I thought you were supposed to be a fantasist, right? Isn't that basically the deal with you? You dream things up. Isn't that true?
The Old Man sounds the way one might imagine Sam Shepard's own father asking him about his career. As a playwright and actor, Shepard took a very different path than his Air Force retired, and later, farmer father. Shepard's artistic path might be perceived as unpractical by his father's generation. The Old Man expresses this sentiment to Eddie. Perhaps the Old Man has been far away from Eddie for some time and has heard through word of mouth or by letter or phone call what Eddie has been up to lately. The only indication of Eddie's occupation is when May calls him a stuntman. Whether or not Eddie is indeed a stuntman or if that is just a name May calls him to describe his risk taking and love for rodeo and ranch activities is not important.

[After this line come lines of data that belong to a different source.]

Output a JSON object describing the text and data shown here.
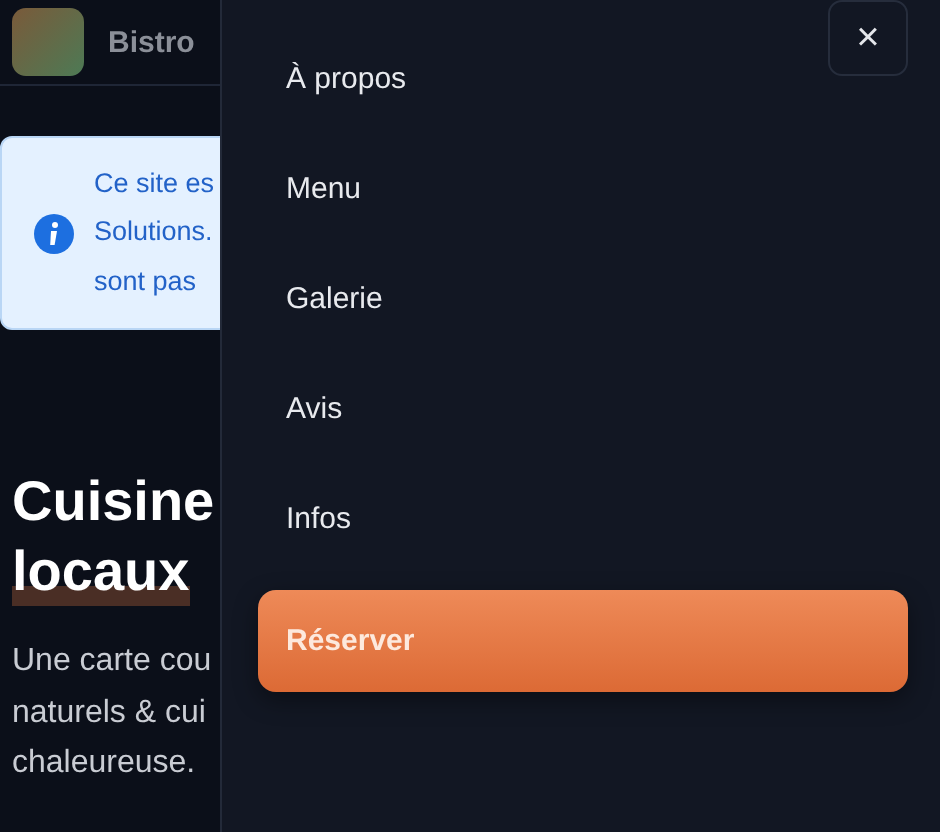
{
  "header": {
    "title": "Bistro"
  },
  "notice": {
    "lines": [
      "Ce site es",
      "Solutions.",
      "sont pas"
    ]
  },
  "hero": {
    "title_lines": [
      "Cuisine",
      "locaux"
    ],
    "text_lines": [
      "Une carte cou",
      "naturels & cui",
      "chaleureuse."
    ]
  },
  "drawer": {
    "close": "×",
    "links": [
      {
        "label": "À propos",
        "kind": "link"
      },
      {
        "label": "Menu",
        "kind": "link"
      },
      {
        "label": "Galerie",
        "kind": "link"
      },
      {
        "label": "Avis",
        "kind": "link"
      },
      {
        "label": "Infos",
        "kind": "link"
      },
      {
        "label": "Réserver",
        "kind": "cta"
      }
    ]
  }
}
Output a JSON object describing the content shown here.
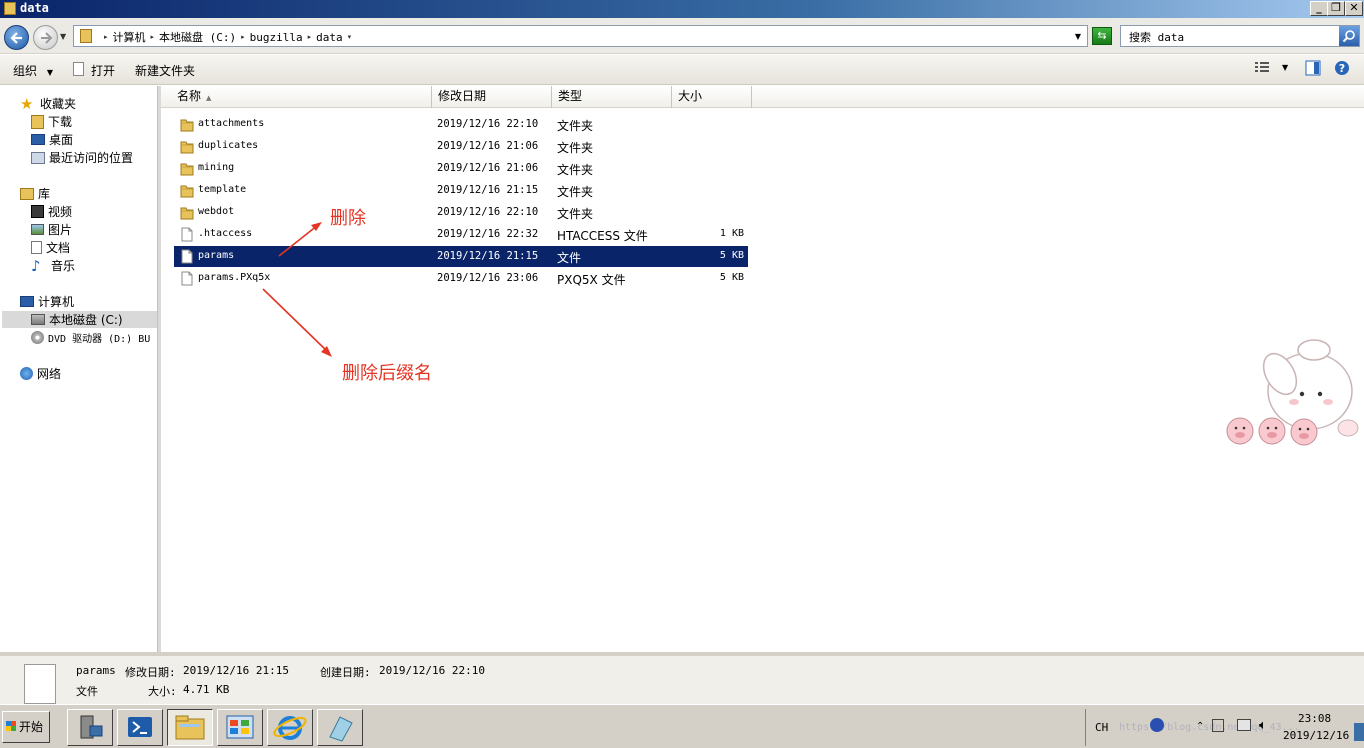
{
  "window": {
    "title": "data"
  },
  "address": {
    "crumbs": [
      "计算机",
      "本地磁盘 (C:)",
      "bugzilla",
      "data"
    ]
  },
  "search": {
    "placeholder": "搜索 data"
  },
  "toolbar": {
    "organize": "组织",
    "open": "打开",
    "new_folder": "新建文件夹"
  },
  "sidebar": {
    "favorites": "收藏夹",
    "downloads": "下载",
    "desktop": "桌面",
    "recent": "最近访问的位置",
    "libraries": "库",
    "videos": "视频",
    "pictures": "图片",
    "documents": "文档",
    "music": "音乐",
    "computer": "计算机",
    "local_disk": "本地磁盘 (C:)",
    "dvd": "DVD 驱动器 (D:) BU",
    "network": "网络"
  },
  "columns": {
    "name": "名称",
    "date": "修改日期",
    "type": "类型",
    "size": "大小"
  },
  "files": [
    {
      "name": "attachments",
      "date": "2019/12/16 22:10",
      "type": "文件夹",
      "size": "",
      "icon": "folder-icon"
    },
    {
      "name": "duplicates",
      "date": "2019/12/16 21:06",
      "type": "文件夹",
      "size": "",
      "icon": "folder-icon"
    },
    {
      "name": "mining",
      "date": "2019/12/16 21:06",
      "type": "文件夹",
      "size": "",
      "icon": "folder-icon"
    },
    {
      "name": "template",
      "date": "2019/12/16 21:15",
      "type": "文件夹",
      "size": "",
      "icon": "folder-icon"
    },
    {
      "name": "webdot",
      "date": "2019/12/16 22:10",
      "type": "文件夹",
      "size": "",
      "icon": "folder-icon"
    },
    {
      "name": ".htaccess",
      "date": "2019/12/16 22:32",
      "type": "HTACCESS 文件",
      "size": "1 KB",
      "icon": "file-icon"
    },
    {
      "name": "params",
      "date": "2019/12/16 21:15",
      "type": "文件",
      "size": "5 KB",
      "icon": "file-icon",
      "selected": true
    },
    {
      "name": "params.PXq5x",
      "date": "2019/12/16 23:06",
      "type": "PXQ5X 文件",
      "size": "5 KB",
      "icon": "file-icon"
    }
  ],
  "annotations": {
    "delete": "删除",
    "delete_suffix": "删除后缀名"
  },
  "details": {
    "name": "params",
    "modified_label": "修改日期:",
    "modified": "2019/12/16 21:15",
    "created_label": "创建日期:",
    "created": "2019/12/16 22:10",
    "type": "文件",
    "size_label": "大小:",
    "size": "4.71 KB"
  },
  "taskbar": {
    "start": "开始",
    "lang": "CH",
    "time": "23:08",
    "date": "2019/12/16",
    "watermark": "https://blog.csdn.net/qq_43..."
  },
  "colors": {
    "selection": "#0a246a",
    "annotation": "#e53424"
  }
}
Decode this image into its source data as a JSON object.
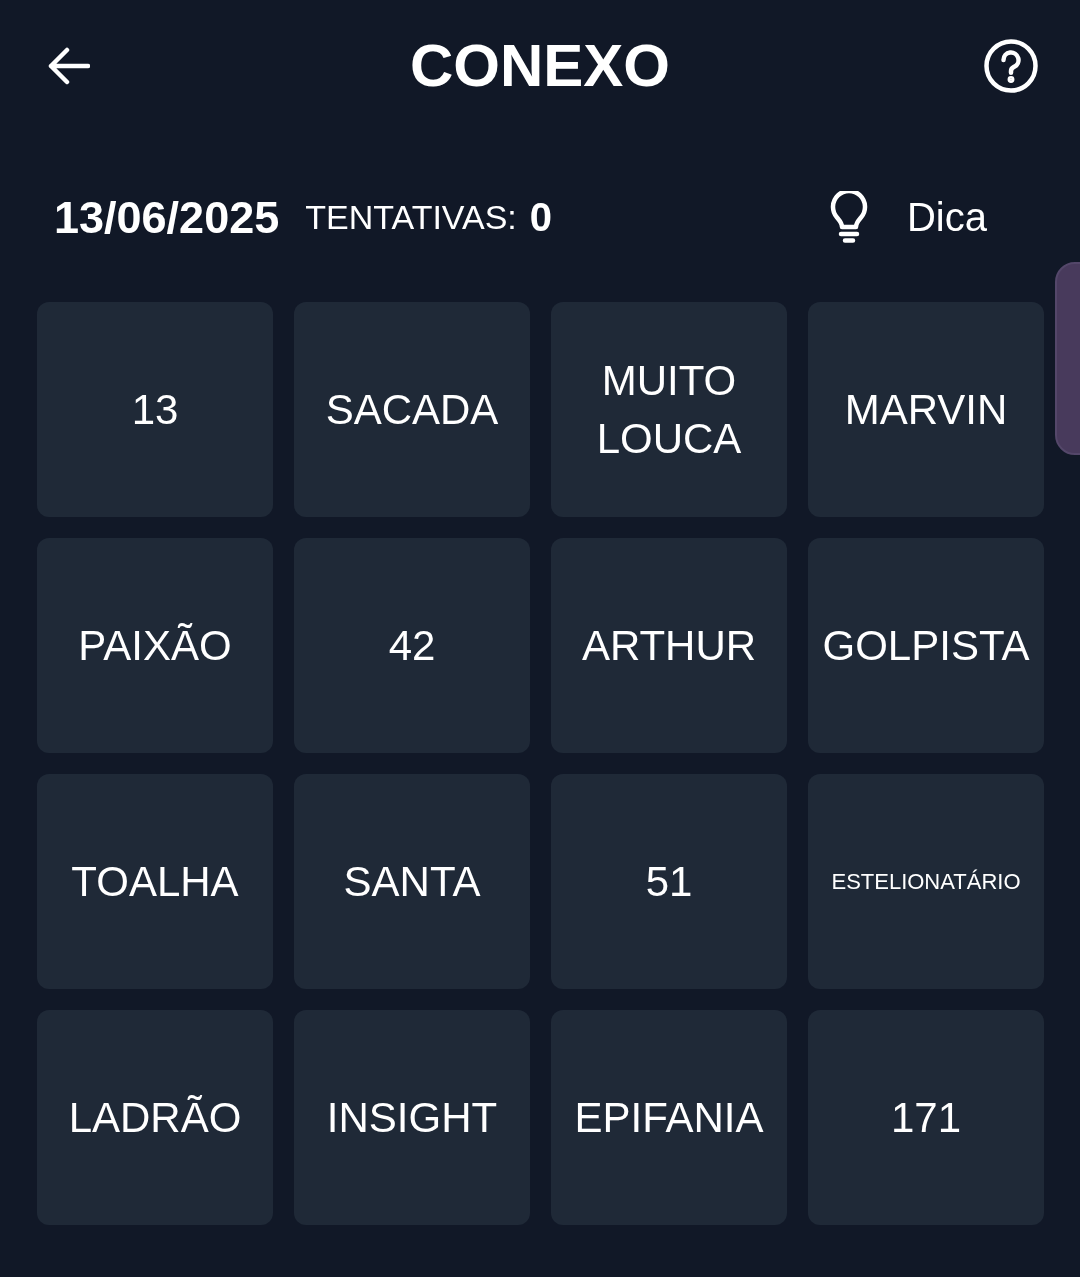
{
  "header": {
    "title": "CONEXO"
  },
  "status": {
    "date": "13/06/2025",
    "attempts_label": "TENTATIVAS:",
    "attempts": "0",
    "hint": "Dica"
  },
  "board": {
    "rows": [
      {
        "tiles": [
          {
            "label": "13",
            "selected": false
          },
          {
            "label": "SACADA",
            "selected": false
          },
          {
            "label": "MUITO LOUCA",
            "selected": false
          },
          {
            "label": "MARVIN",
            "selected": false
          }
        ]
      },
      {
        "tiles": [
          {
            "label": "PAIXÃO",
            "selected": false
          },
          {
            "label": "42",
            "selected": false
          },
          {
            "label": "ARTHUR",
            "selected": false
          },
          {
            "label": "GOLPISTA",
            "selected": false
          }
        ]
      },
      {
        "tiles": [
          {
            "label": "TOALHA",
            "selected": false
          },
          {
            "label": "SANTA",
            "selected": false
          },
          {
            "label": "51",
            "selected": false
          },
          {
            "label": "ESTELIONATÁRIO",
            "selected": false
          }
        ]
      },
      {
        "tiles": [
          {
            "label": "LADRÃO",
            "selected": false
          },
          {
            "label": "INSIGHT",
            "selected": false
          },
          {
            "label": "EPIFANIA",
            "selected": false
          },
          {
            "label": "171",
            "selected": false
          }
        ]
      }
    ]
  }
}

The Old Man describes Eddie as a "fantasist" that applies to Eddie in the way he lives his life and views the world. Eddie has a hard time living in reality. He enjoys living in the moment like when he decided to drive thousands of miles because he missed May's neck, but he cannot live with the truth. He denies his affair with the Countess even when she shows up at May's motel room. Eddie does not let the fact that he and May are siblings bother him or stop him in his pursuit of her as his lover. He also perceives his actions in the past with a silver lining instead of the way May sees them—as reprehensible and hurtful. Eddie says that lies are not lies if you believe in them. His perception of his life is an illusion. He decides for himself what is moral, what is true, and what is possible. This idealism is somewhat charming in Eddie, but also prevents him from facing his reality which includes the feelings of others including May.